■ BRIEF: Restate the entries below word for word, omitting nothing.

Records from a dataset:
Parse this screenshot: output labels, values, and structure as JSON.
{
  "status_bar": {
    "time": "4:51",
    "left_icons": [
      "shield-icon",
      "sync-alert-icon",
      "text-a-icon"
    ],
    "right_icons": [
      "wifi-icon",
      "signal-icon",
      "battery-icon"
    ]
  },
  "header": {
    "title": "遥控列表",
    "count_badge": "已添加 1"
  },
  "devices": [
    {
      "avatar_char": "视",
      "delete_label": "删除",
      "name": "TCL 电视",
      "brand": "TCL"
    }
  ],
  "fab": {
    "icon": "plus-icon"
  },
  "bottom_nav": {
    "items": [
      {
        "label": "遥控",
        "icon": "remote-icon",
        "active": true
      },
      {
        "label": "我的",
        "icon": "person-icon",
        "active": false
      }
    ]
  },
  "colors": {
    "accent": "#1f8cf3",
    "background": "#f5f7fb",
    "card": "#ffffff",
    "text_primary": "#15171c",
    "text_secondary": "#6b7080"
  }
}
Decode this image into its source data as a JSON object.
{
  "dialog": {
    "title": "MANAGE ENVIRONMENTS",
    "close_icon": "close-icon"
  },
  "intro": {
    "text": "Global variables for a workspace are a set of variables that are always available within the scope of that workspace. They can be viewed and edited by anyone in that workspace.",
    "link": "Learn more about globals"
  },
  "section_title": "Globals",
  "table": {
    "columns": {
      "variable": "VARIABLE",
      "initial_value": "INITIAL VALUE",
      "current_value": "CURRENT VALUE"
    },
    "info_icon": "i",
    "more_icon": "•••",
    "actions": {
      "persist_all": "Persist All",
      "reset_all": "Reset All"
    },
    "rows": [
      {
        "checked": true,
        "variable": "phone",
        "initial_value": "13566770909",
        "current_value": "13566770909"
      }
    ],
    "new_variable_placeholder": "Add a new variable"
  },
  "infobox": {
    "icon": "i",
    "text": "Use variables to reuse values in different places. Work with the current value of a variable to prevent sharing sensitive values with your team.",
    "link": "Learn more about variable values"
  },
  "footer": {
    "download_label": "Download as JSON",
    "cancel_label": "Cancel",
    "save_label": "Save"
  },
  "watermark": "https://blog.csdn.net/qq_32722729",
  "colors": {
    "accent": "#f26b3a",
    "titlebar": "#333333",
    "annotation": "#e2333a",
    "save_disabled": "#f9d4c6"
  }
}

■ REPLY:
Parse this screenshot: output labels, values, and structure as JSON.
{
  "status_bar": {
    "time": "4:51",
    "left_icons": [
      "shield-icon",
      "sync-alert-icon",
      "text-a-icon"
    ],
    "right_icons": [
      "wifi-icon",
      "signal-icon",
      "battery-icon"
    ]
  },
  "header": {
    "title": "遥控列表",
    "count_badge": "已添加 1"
  },
  "devices": [
    {
      "avatar_char": "视",
      "delete_label": "删除",
      "name": "TCL 电视",
      "brand": "TCL"
    }
  ],
  "fab": {
    "icon": "plus-icon"
  },
  "bottom_nav": {
    "items": [
      {
        "label": "遥控",
        "icon": "remote-icon",
        "active": true
      },
      {
        "label": "我的",
        "icon": "person-icon",
        "active": false
      }
    ]
  },
  "colors": {
    "accent": "#1f8cf3",
    "background": "#f5f7fb",
    "card": "#ffffff",
    "text_primary": "#15171c",
    "text_secondary": "#6b7080"
  }
}
Decode this image into its source data as a JSON object.
{
  "dialog": {
    "title": "MANAGE ENVIRONMENTS",
    "close_icon": "close-icon"
  },
  "intro": {
    "text": "Global variables for a workspace are a set of variables that are always available within the scope of that workspace. They can be viewed and edited by anyone in that workspace.",
    "link": "Learn more about globals"
  },
  "section_title": "Globals",
  "table": {
    "columns": {
      "variable": "VARIABLE",
      "initial_value": "INITIAL VALUE",
      "current_value": "CURRENT VALUE"
    },
    "info_icon": "i",
    "more_icon": "•••",
    "actions": {
      "persist_all": "Persist All",
      "reset_all": "Reset All"
    },
    "rows": [
      {
        "checked": true,
        "variable": "phone",
        "initial_value": "13566770909",
        "current_value": "13566770909"
      }
    ],
    "new_variable_placeholder": "Add a new variable"
  },
  "infobox": {
    "icon": "i",
    "text": "Use variables to reuse values in different places. Work with the current value of a variable to prevent sharing sensitive values with your team.",
    "link": "Learn more about variable values"
  },
  "footer": {
    "download_label": "Download as JSON",
    "cancel_label": "Cancel",
    "save_label": "Save"
  },
  "watermark": "https://blog.csdn.net/qq_32722729",
  "colors": {
    "accent": "#f26b3a",
    "titlebar": "#333333",
    "annotation": "#e2333a",
    "save_disabled": "#f9d4c6"
  }
}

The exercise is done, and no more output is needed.